    Thanks for all of the input. The dealer says that some areas with a lot of sand in the soil go through the blades really quickly. He has blades made out of some soft of abrasion resistant material that he says last 4-6 times longer. Cost is 3x the price of the normal ones. Since the blade is just a rectangle of 1/8" or so thick bar with 2 holes in it and no grinding or fancy edges, I may look into buying wear strip bar by the foot and having a bunch made by a shop that does laser cutting. For now, I've got plenty to do without another project so I'll just order a set or two of the hard blades and see how they do.
  4. Steel for plow blade

    I recently got a Berta rotary plow. This thing has 4 spinning blades that pulverize and fling the dirt. It has some replaceable metal blade tips to prevent the big spinning blade from wearing out. The blades are about 1/8" think x an inch wide, and about 4 inches long. After about 4 hours of use, the replaceable tip was worn and needed to be turned to a new edge. If I want to make new ones from a more abrasion resistant steel, what would be a good one to use? Thanks.

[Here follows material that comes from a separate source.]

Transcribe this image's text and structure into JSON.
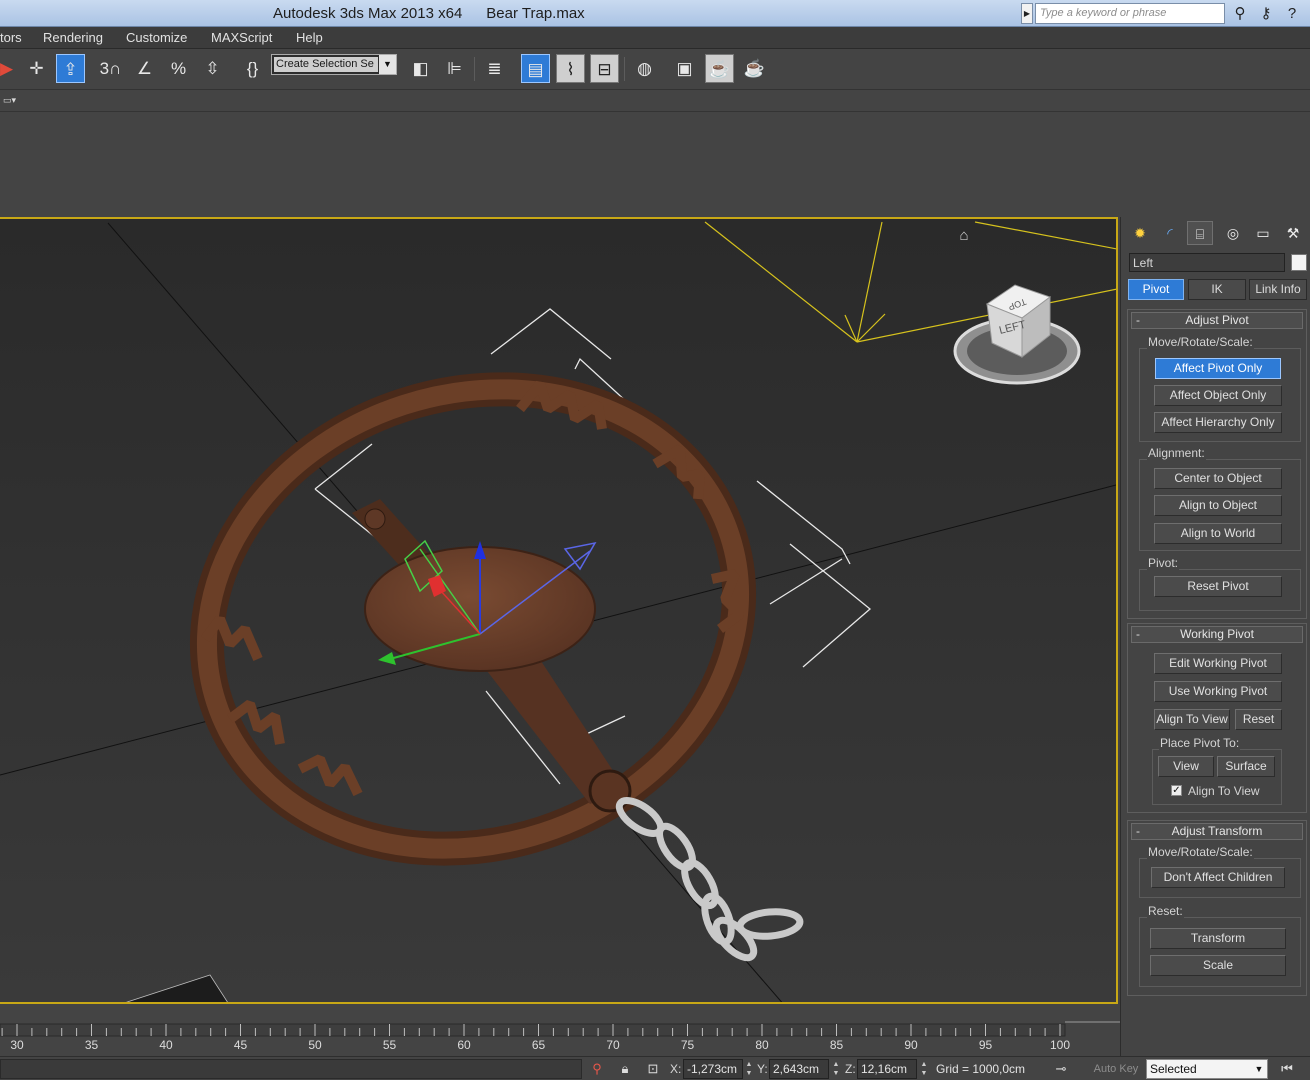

  5. looks like a really nice build. What are the various configurations of the wheels and platten used for?
  6. I used to have a #3 Hawkeye. It said what model it was on the front pedestal. My #3 had a cast iron rear pedestal, so I would guess that yours is #1 or #2. In the ad, the #2 says so on the casting so if your says nothing maybe its a #1.
  7. Shielding Kaowool with Mortar

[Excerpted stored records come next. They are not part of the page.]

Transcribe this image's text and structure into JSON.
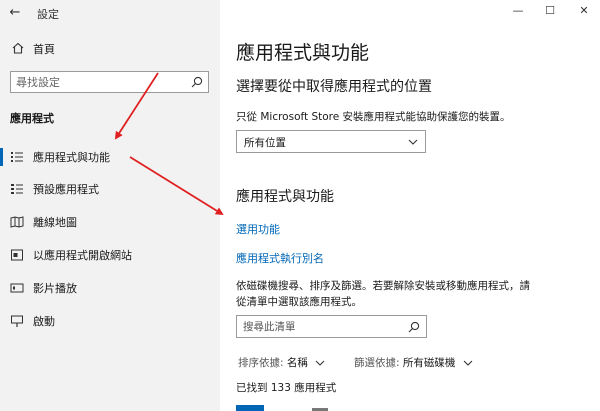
{
  "window": {
    "title": "設定",
    "controls": {
      "minimize": "—",
      "maximize": "☐",
      "close": "✕"
    }
  },
  "sidebar": {
    "back_glyph": "←",
    "home_label": "首頁",
    "search_placeholder": "尋找設定",
    "section_label": "應用程式",
    "items": [
      {
        "label": "應用程式與功能",
        "icon": "apps-features-icon",
        "active": true
      },
      {
        "label": "預設應用程式",
        "icon": "default-apps-icon",
        "active": false
      },
      {
        "label": "離線地圖",
        "icon": "offline-maps-icon",
        "active": false
      },
      {
        "label": "以應用程式開啟網站",
        "icon": "apps-for-websites-icon",
        "active": false
      },
      {
        "label": "影片播放",
        "icon": "video-playback-icon",
        "active": false
      },
      {
        "label": "啟動",
        "icon": "startup-icon",
        "active": false
      }
    ]
  },
  "main": {
    "page_title": "應用程式與功能",
    "install_section": {
      "title": "選擇要從中取得應用程式的位置",
      "description": "只從 Microsoft Store 安裝應用程式能協助保護您的裝置。",
      "select_value": "所有位置"
    },
    "apps_section": {
      "title": "應用程式與功能",
      "link_optional_features": "選用功能",
      "link_app_aliases": "應用程式執行別名",
      "description": "依磁碟機搜尋、排序及篩選。若要解除安裝或移動應用程式，請從清單中選取該應用程式。",
      "search_placeholder": "搜尋此清單",
      "sort_label": "排序依據:",
      "sort_value": "名稱",
      "filter_label": "篩選依據:",
      "filter_value": "所有磁碟機",
      "found_text": "已找到 133 應用程式"
    }
  },
  "colors": {
    "accent": "#0067b8",
    "sidebar_bg": "#f2f2f2",
    "annotation_arrow": "#e02020"
  }
}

    I built a gas forge doing just what you describe. The rammable refractory I put over the kaowool held up just fine and since it was pretty thin didn't suck up a lot of heat to get up to temperature. This would be a lot more useful to you if I could remember the name of the material I used, but I don't.
  8. Local Events of interest

    There is a 3 day hammer in scheduled for August 19-21 at Roaring Camp near Santa Cruz CA. Cost is $110 for all 3 days and there will be demos as well as a group project that everyone can work on. It should be fun and I hope it is enough of a success to become an annual event.
  9. I just spent the last hour reading a VFD manual for something else and it does sound like there are many ways to screw it up. Manufacturers often have customer support people who can help you with the handful of settings that really matter for your application. A phone call to the support line might be a good use of time. The whine on motor drives can be caused by a drive signal that isn't the right sequence and amplituded needed to cause any movement but just vibrates the windings. You don't want to do that because you're putting power into the motor without it turning the fan to cool off. You may also damage your VFD.
  10. Here is the Trenton logo from my nephew's anvil.
  11. Thank you for the dating information. His anvil looks like it came to him via a time machine. Its either hardly been used or expertly repaired. I'll get a picture of the logo and numbers when I next see my nephew.
  12. Another request for Trenton dating if someone has the Postman book. My nephew just got a Trenton serial number 217515 on the right side of the foot. On the left is maybe a 75, maybe Z5. Thanks.
  13. I would not reuse the oil. Oil is cheap compared to a scored cylinder from some grit that might make its way out of your sump. As far as oiling, you pump the handle until you see the first drop or two in the sight windows, then when its running you adjust the needle valves so that you see a drop every 6-10 seconds being pulled in. Again, oil is cheap and hammers expensive so don't be stingy with the oil. You do want to grease the bearings, but not too much. A couples of strokes on the grease pump is all you need. The manual says every 3 months of use for the grease so you can adjust that to the amount of work you do.
  14. We'll be camping too. We'll have a black Dodge truck.
  15. I bought that book for my son's 12th birthday and can highly recomend it. It is very complete and written in a clear concise style that makes learning easy and presents the material in small bites, and in increasing levels of complexity.